■ WORK INSTRUCTIONS: Beginning with the line containing "What's the underlying" and going on through the line containing "Extract the structured", the lines below are to be returned exactly, pictures excluded and nothing added.

■ GIVEN INFORMATION:

------------------------------------------------------------------------

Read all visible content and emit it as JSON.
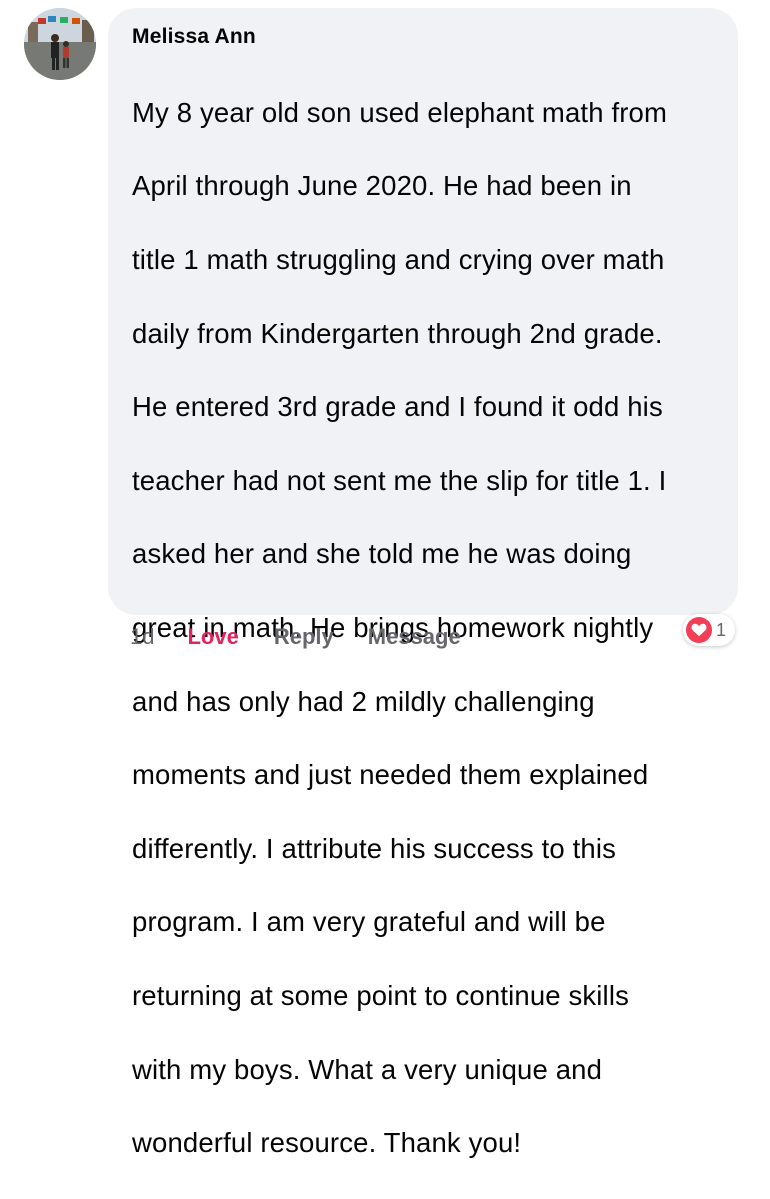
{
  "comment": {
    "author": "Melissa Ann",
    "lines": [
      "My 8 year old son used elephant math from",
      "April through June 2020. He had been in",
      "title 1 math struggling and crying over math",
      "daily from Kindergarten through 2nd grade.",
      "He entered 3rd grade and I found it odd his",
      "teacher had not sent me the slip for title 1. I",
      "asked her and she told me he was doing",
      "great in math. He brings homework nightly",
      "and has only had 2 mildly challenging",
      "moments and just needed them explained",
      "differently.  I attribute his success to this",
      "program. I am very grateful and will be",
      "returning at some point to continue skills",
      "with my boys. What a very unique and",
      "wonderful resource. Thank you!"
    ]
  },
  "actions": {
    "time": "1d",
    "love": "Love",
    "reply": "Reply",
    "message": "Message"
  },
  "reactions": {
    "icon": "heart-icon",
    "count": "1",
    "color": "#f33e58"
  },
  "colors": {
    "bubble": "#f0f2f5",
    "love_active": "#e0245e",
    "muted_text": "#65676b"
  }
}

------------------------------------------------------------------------

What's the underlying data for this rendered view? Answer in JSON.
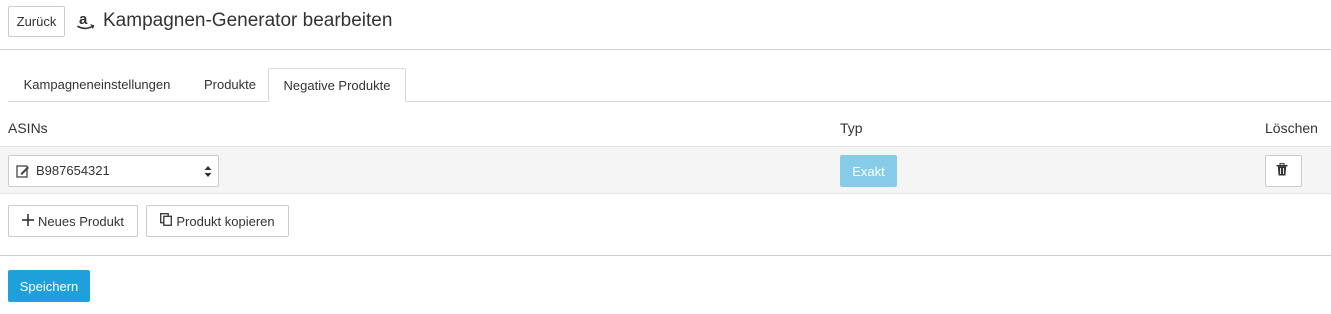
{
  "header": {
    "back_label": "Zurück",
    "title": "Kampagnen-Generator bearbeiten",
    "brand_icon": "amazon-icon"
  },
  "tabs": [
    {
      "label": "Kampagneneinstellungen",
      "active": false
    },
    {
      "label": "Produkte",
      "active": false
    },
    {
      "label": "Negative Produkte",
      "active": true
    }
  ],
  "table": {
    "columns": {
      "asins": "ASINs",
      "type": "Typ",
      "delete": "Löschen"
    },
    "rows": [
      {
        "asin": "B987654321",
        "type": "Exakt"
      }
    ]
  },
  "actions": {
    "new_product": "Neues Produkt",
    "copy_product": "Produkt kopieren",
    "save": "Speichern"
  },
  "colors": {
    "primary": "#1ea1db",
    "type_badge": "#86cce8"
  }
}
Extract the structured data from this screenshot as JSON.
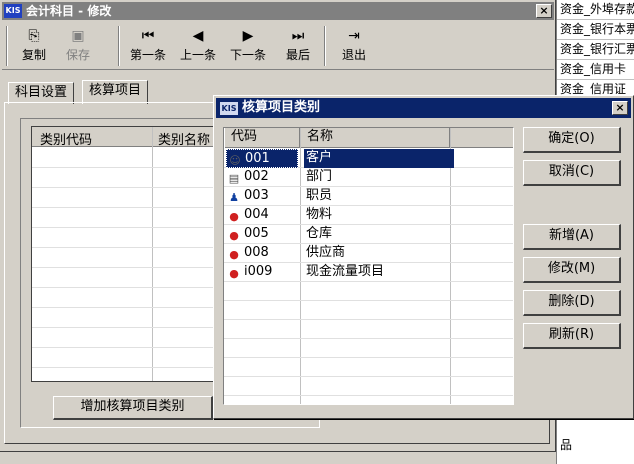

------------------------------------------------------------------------

■ EXPECTED OUTPUT:
What's the underlying data for this rendered view? Answer in JSON.
{
  "header": {
    "back_label": "Zurück",
    "title": "Kampagnen-Generator bearbeiten",
    "brand_icon": "amazon-icon"
  },
  "tabs": [
    {
      "label": "Kampagneneinstellungen",
      "active": false
    },
    {
      "label": "Produkte",
      "active": false
    },
    {
      "label": "Negative Produkte",
      "active": true
    }
  ],
  "table": {
    "columns": {
      "asins": "ASINs",
      "type": "Typ",
      "delete": "Löschen"
    },
    "rows": [
      {
        "asin": "B987654321",
        "type": "Exakt"
      }
    ]
  },
  "actions": {
    "new_product": "Neues Produkt",
    "copy_product": "Produkt kopieren",
    "save": "Speichern"
  },
  "colors": {
    "primary": "#1ea1db",
    "type_badge": "#86cce8"
  }
}
Extract the structured data from this screenshot as JSON.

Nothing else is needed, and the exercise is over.